Akihiko Siegfried, 55, formerly of Denver, pleaded guilty in Denver federal court Monday to one count of mail fraud and one count of money laundering, federal law enforcement authorities said Wednesday.
The scam began in January 2008 when Siegfried knocked on the door of an 89-year-old man's Denver-area home, authorities said.
Siegfried pretended to be distraught, weeping as he told the elderly stranger that Siegfried's parents had just died in a car crash and that he had no money and no family to turn to for help, according to a federal indictment and admissions Siegfried made in the plea agreement.
Siegfried asked to borrow money. The victim, a widower of Japanese descent with little family, asked Siegfried if he, too, was Japanese. Siegfried truthfully told the man he was of Japanese descent.
The elderly man felt sorry for Siegfried and, in part because of their shared Japanese heritage, decided to help him.
Siegfried repeatedly borrowed money from the man, assuring the victim that he would repay him after he received a substantial inheritance as a result of his parents’ death, court records state. But Siegfried said the inheritance would be tied up in probate court for some time and he needed money to pay related fees and taxes.
In reality, Siegfried's father died in the 1990s, his mother died in 2002 and there was never any inheritance, authorities said. But from 2008 through March of 2013, Siegfried kept lying, telling the victim his inheritance was still tied up in probate, according to federal court records.
Meanwhile, Siegfried pleaded guilty in Jefferson County court in April 2009 to felony drug possession and was sentenced to 30 months in state prison.

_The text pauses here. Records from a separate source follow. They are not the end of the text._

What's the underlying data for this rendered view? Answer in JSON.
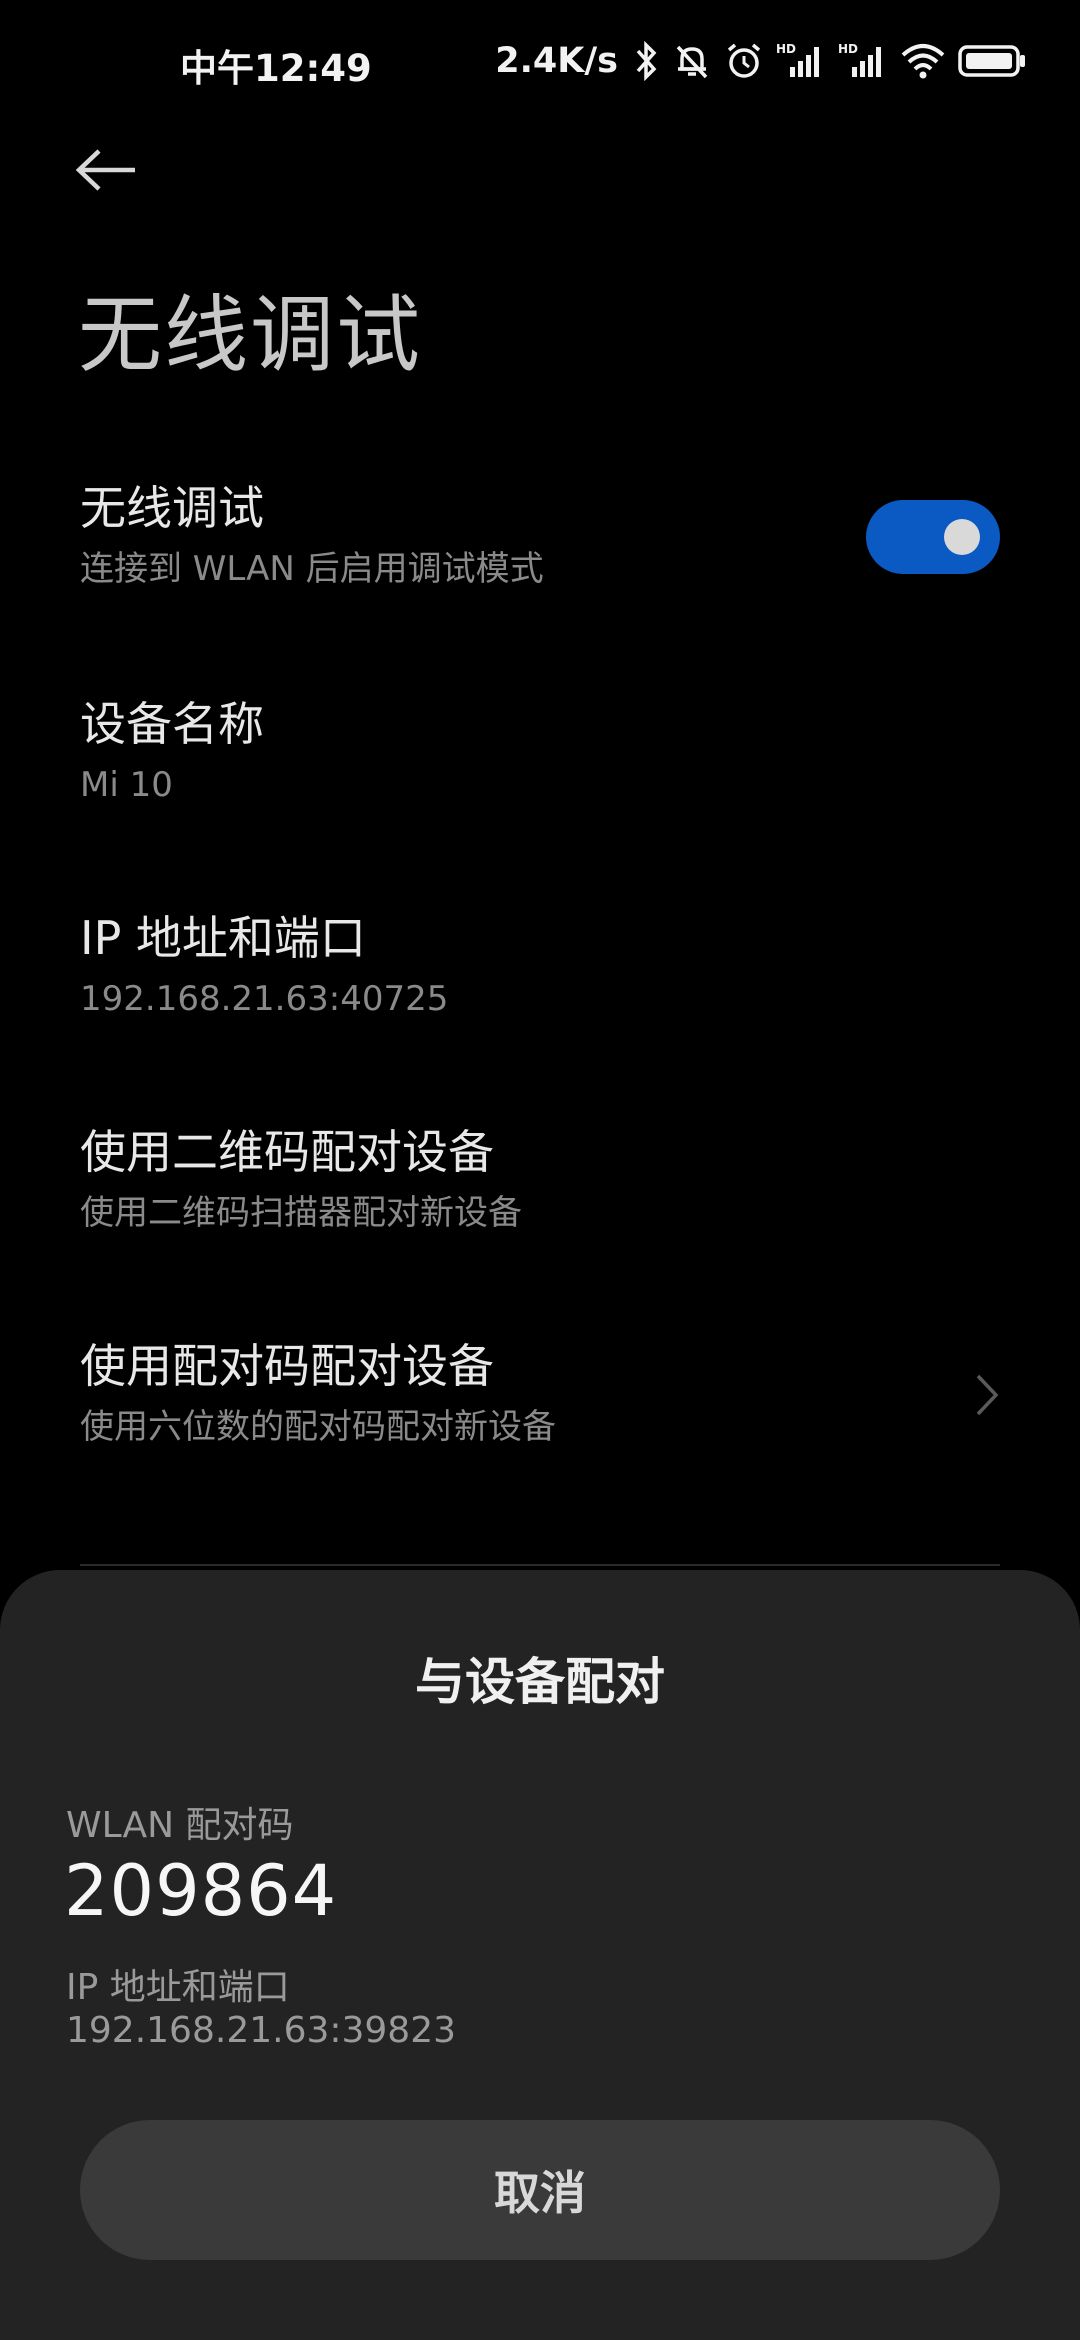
{
  "status_bar": {
    "time": "中午12:49",
    "speed": "2.4K/s",
    "icons": [
      "bluetooth-icon",
      "silent-bell-icon",
      "alarm-icon",
      "hd-signal-icon",
      "hd-signal-icon",
      "wifi-icon",
      "battery-icon"
    ],
    "hd_label": "HD"
  },
  "header": {
    "title": "无线调试"
  },
  "settings": {
    "wireless_debugging": {
      "title": "无线调试",
      "subtitle": "连接到 WLAN 后启用调试模式",
      "enabled": true
    },
    "device_name": {
      "title": "设备名称",
      "value": "Mi 10"
    },
    "ip_port": {
      "title": "IP 地址和端口",
      "value": "192.168.21.63:40725"
    },
    "qr_pair": {
      "title": "使用二维码配对设备",
      "subtitle": "使用二维码扫描器配对新设备"
    },
    "code_pair": {
      "title": "使用配对码配对设备",
      "subtitle": "使用六位数的配对码配对新设备"
    }
  },
  "dialog": {
    "title": "与设备配对",
    "code_label": "WLAN 配对码",
    "code": "209864",
    "ip_label": "IP 地址和端口",
    "ip_value": "192.168.21.63:39823",
    "cancel_label": "取消"
  },
  "colors": {
    "background": "#000000",
    "toggle_on": "#0b59c2",
    "sheet": "#232323",
    "button": "#3a3a3a"
  }
}
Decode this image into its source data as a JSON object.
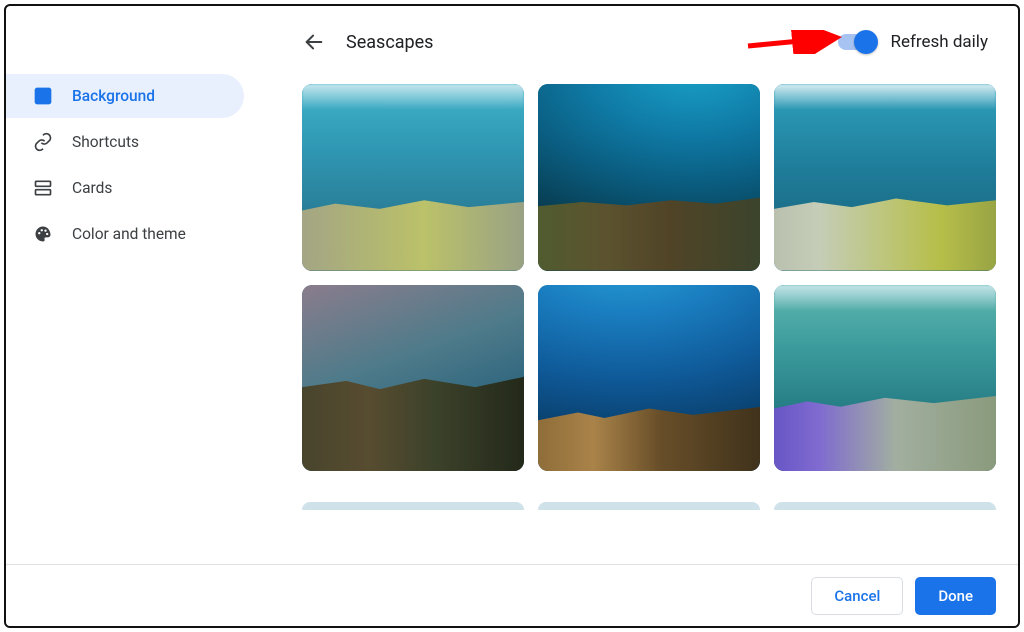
{
  "header": {
    "title": "Seascapes",
    "refresh_label": "Refresh daily",
    "refresh_enabled": true
  },
  "sidebar": {
    "items": [
      {
        "key": "background",
        "label": "Background",
        "active": true,
        "icon": "image-icon"
      },
      {
        "key": "shortcuts",
        "label": "Shortcuts",
        "active": false,
        "icon": "link-icon"
      },
      {
        "key": "cards",
        "label": "Cards",
        "active": false,
        "icon": "cards-icon"
      },
      {
        "key": "color",
        "label": "Color and theme",
        "active": false,
        "icon": "palette-icon"
      }
    ]
  },
  "grid": {
    "items": [
      {
        "id": "sea-1",
        "alt": "Underwater coral reef, bright turquoise"
      },
      {
        "id": "sea-2",
        "alt": "Deep blue underwater with coral bed"
      },
      {
        "id": "sea-3",
        "alt": "Near-surface reef with white and yellow coral"
      },
      {
        "id": "sea-4",
        "alt": "Hazy reef with mixed coral"
      },
      {
        "id": "sea-5",
        "alt": "Sunlit blue water with orange coral"
      },
      {
        "id": "sea-6",
        "alt": "Teal water with purple coral"
      }
    ]
  },
  "footer": {
    "cancel": "Cancel",
    "done": "Done"
  },
  "annotation": {
    "arrow_points_to": "refresh-daily-toggle",
    "arrow_color": "#ff0000"
  },
  "colors": {
    "accent": "#1a73e8",
    "accent_light": "#e8f0fe"
  }
}
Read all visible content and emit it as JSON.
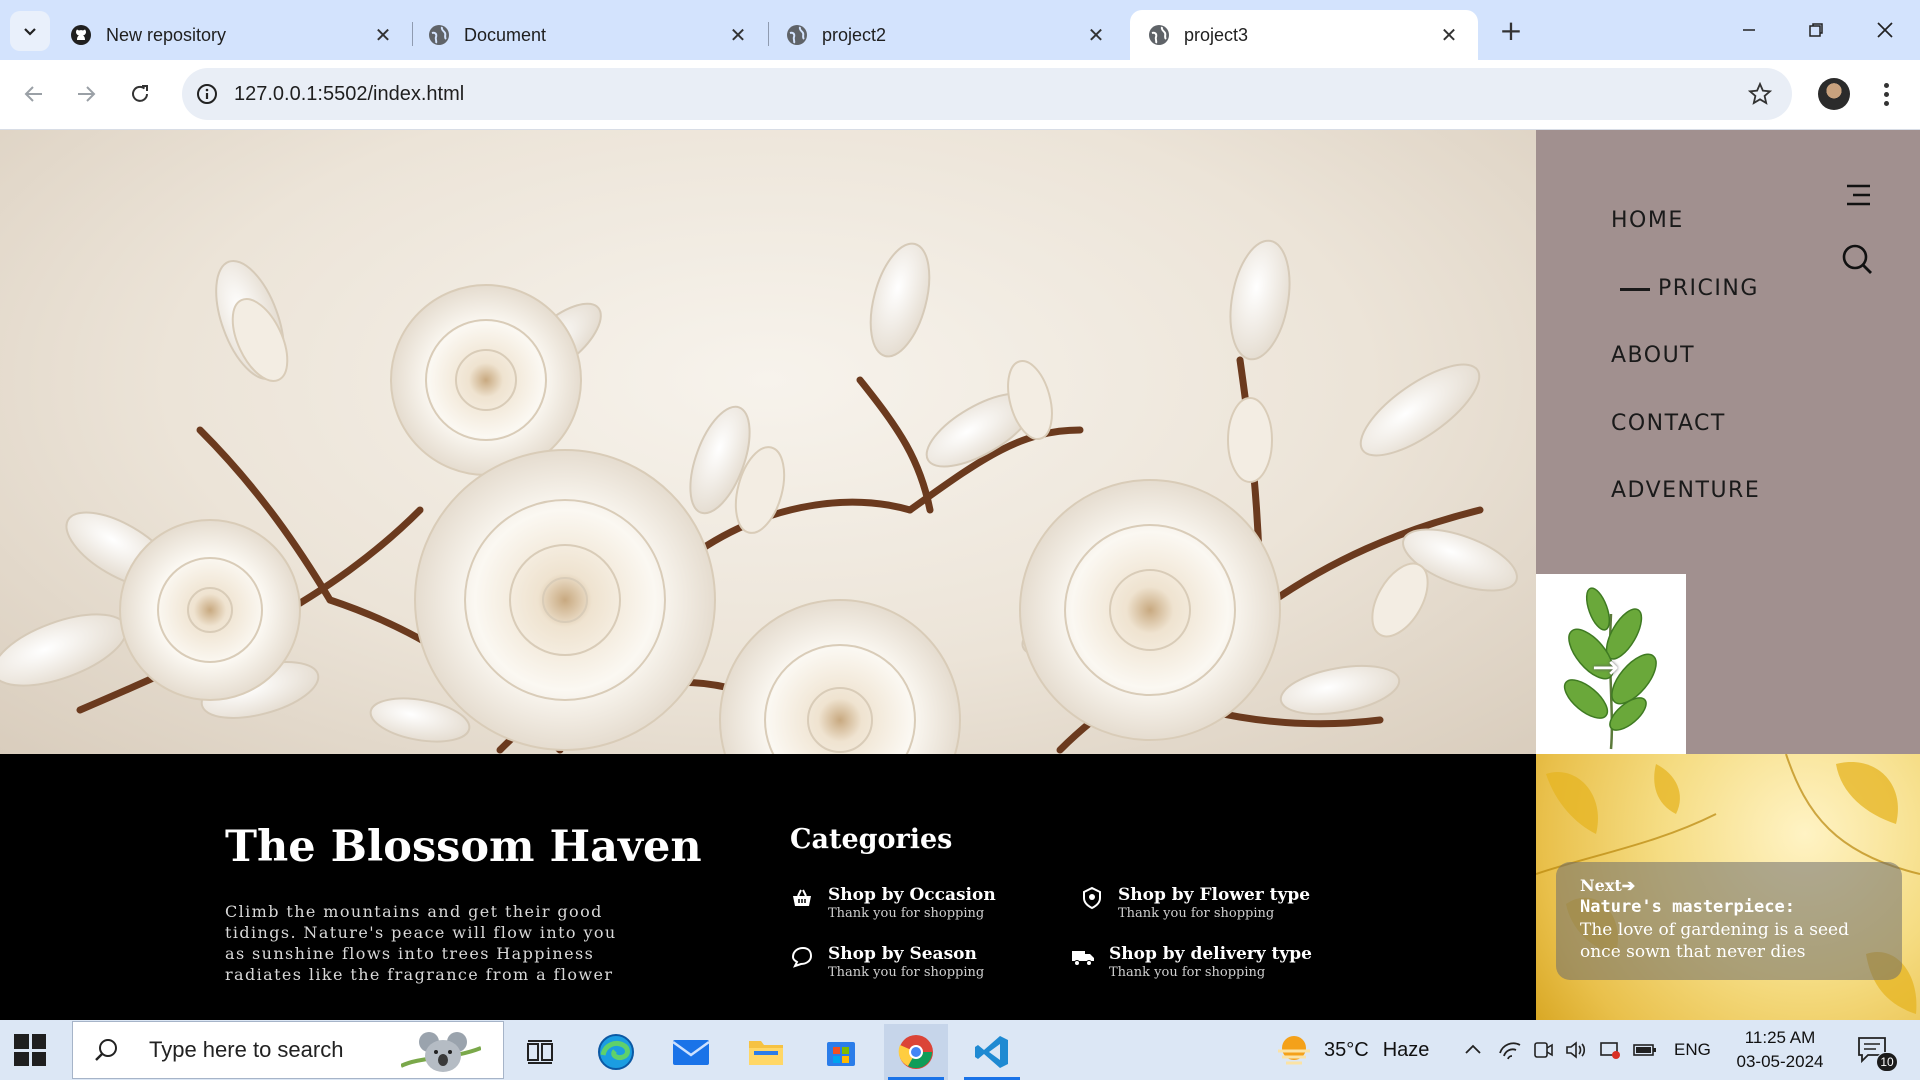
{
  "browser": {
    "tabs": [
      {
        "label": "New repository",
        "favicon": "github-icon",
        "active": false
      },
      {
        "label": "Document",
        "favicon": "globe-icon",
        "active": false
      },
      {
        "label": "project2",
        "favicon": "globe-icon",
        "active": false
      },
      {
        "label": "project3",
        "favicon": "globe-icon",
        "active": true
      }
    ],
    "url": "127.0.0.1:5502/index.html"
  },
  "site": {
    "nav": {
      "items": [
        "HOME",
        "PRICING",
        "ABOUT",
        "CONTACT",
        "ADVENTURE"
      ],
      "active": "PRICING"
    },
    "footer": {
      "brand_title": "The Blossom Haven",
      "brand_text": "Climb the mountains and get their good tidings. Nature's peace will flow into you as sunshine flows into trees Happiness radiates like the fragrance from a flower",
      "categories_title": "Categories",
      "categories": [
        {
          "name": "Shop by Occasion",
          "sub": "Thank you for shopping",
          "icon": "basket-icon"
        },
        {
          "name": "Shop by Flower type",
          "sub": "Thank you for shopping",
          "icon": "flower-badge-icon"
        },
        {
          "name": "Shop by Season",
          "sub": "Thank you for shopping",
          "icon": "tag-icon"
        },
        {
          "name": "Shop by delivery type",
          "sub": "Thank you for shopping",
          "icon": "truck-icon"
        }
      ]
    },
    "promo": {
      "next": "Next",
      "heading": "Nature's masterpiece:",
      "text": "The love of gardening is a seed once sown that never dies"
    }
  },
  "taskbar": {
    "search_placeholder": "Type here to search",
    "weather": {
      "temp": "35°C",
      "condition": "Haze"
    },
    "language": "ENG",
    "time": "11:25 AM",
    "date": "03-05-2024",
    "notifications": "10"
  },
  "colors": {
    "sidepanel": "#a1908f",
    "footer": "#000000",
    "tabstrip": "#d3e3fd"
  }
}
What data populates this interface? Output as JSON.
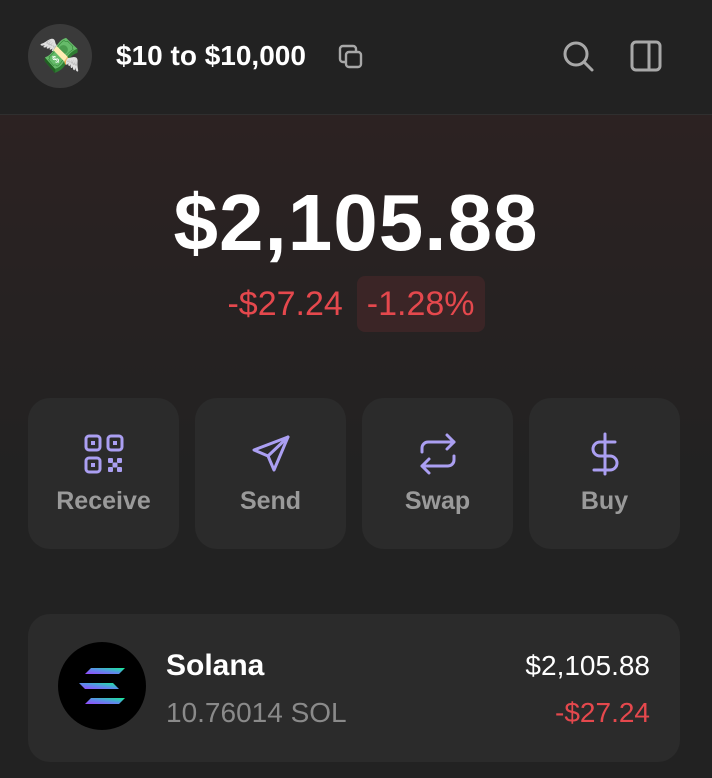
{
  "header": {
    "avatar_emoji": "💸",
    "account_name": "$10 to $10,000",
    "icons": [
      "copy-icon",
      "search-icon",
      "sidebar-icon"
    ]
  },
  "portfolio": {
    "balance": "$2,105.88",
    "change_amount": "-$27.24",
    "change_percent": "-1.28%"
  },
  "actions": [
    {
      "label": "Receive",
      "icon": "qr-code-icon"
    },
    {
      "label": "Send",
      "icon": "send-icon"
    },
    {
      "label": "Swap",
      "icon": "swap-icon"
    },
    {
      "label": "Buy",
      "icon": "dollar-icon"
    }
  ],
  "tokens": [
    {
      "name": "Solana",
      "amount": "10.76014 SOL",
      "value": "$2,105.88",
      "change": "-$27.24",
      "icon": "solana-logo"
    }
  ],
  "colors": {
    "background": "#222222",
    "card": "#2b2b2b",
    "accent": "#ab9ff2",
    "negative": "#e5484d",
    "muted_text": "#9a9a9a"
  }
}
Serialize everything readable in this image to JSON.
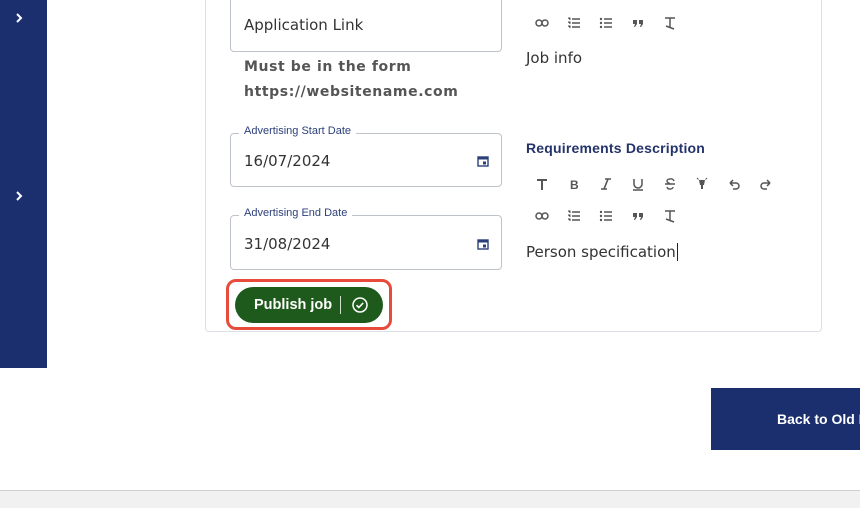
{
  "form": {
    "application_link_placeholder": "Application Link",
    "link_hint_line1": "Must be in the form",
    "link_hint_line2": "https://websitename.com",
    "start_date": {
      "label": "Advertising Start Date",
      "value": "16/07/2024"
    },
    "end_date": {
      "label": "Advertising End Date",
      "value": "31/08/2024"
    },
    "publish_label": "Publish job"
  },
  "editors": {
    "job_info_text": "Job info",
    "requirements_title": "Requirements Description",
    "requirements_text": "Person specification"
  },
  "footer": {
    "back_label": "Back to Old L"
  },
  "colors": {
    "sidebar": "#1b2f6e",
    "publish_green": "#1e5a1b",
    "highlight_red": "#e84b3c",
    "title_navy": "#24336b"
  }
}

The con man kept bouncing in and out prison because of parole violations, court records state.
Even behind bars, Siegfried kept calling and sending letters to the elderly victim, asking for money and directing the victim to deposit and wire transfer money to Siegfried’s inmate account with the Colorado Department of Corrections.
Siegfried told the victim he needed the money because he was required to pay for his diabetes medicine in prison, court records state.
In reality, Siegfried has never been diagnosed with diabetes, has never taken medication for diabetes, and Colorado prison inmates are not required to pay for medicine prescribed to them while they are in custody, authorities said.
Siegfried agrees that, from January 2008 through March 2013, he talked the victim out of at least $400,000. His sentence will include an order of restitution of at least $400,001 and up to $560,861, said Jeff Dorschner, spokesman for the U.S. Attorney's Office.
"All too often, con men prey on our senior citizens and steal their life savings," said U.S. Attorney John Walsh. "Protecting the public -- and particularly seniors -- from fraud is one of the top priorities of this office. The defendant in this case will face the full weight of the law at sentencing."
Mail fraud carries a maximum penalty of 20 years in federal prison and a $250,000 fine. Money laundering carries a maximum penalty of 10 years in federal prison and a $250,000 fine.
Siegfried, who is currently in custody, is scheduled to be sentenced on March 10.
He has a 10-page criminal history in Colorado, including arrests for brandishing a deadly weapon, drug possession, assault, domestic violence, burglary and theft, according to the Colorado Bureau of Investigation database.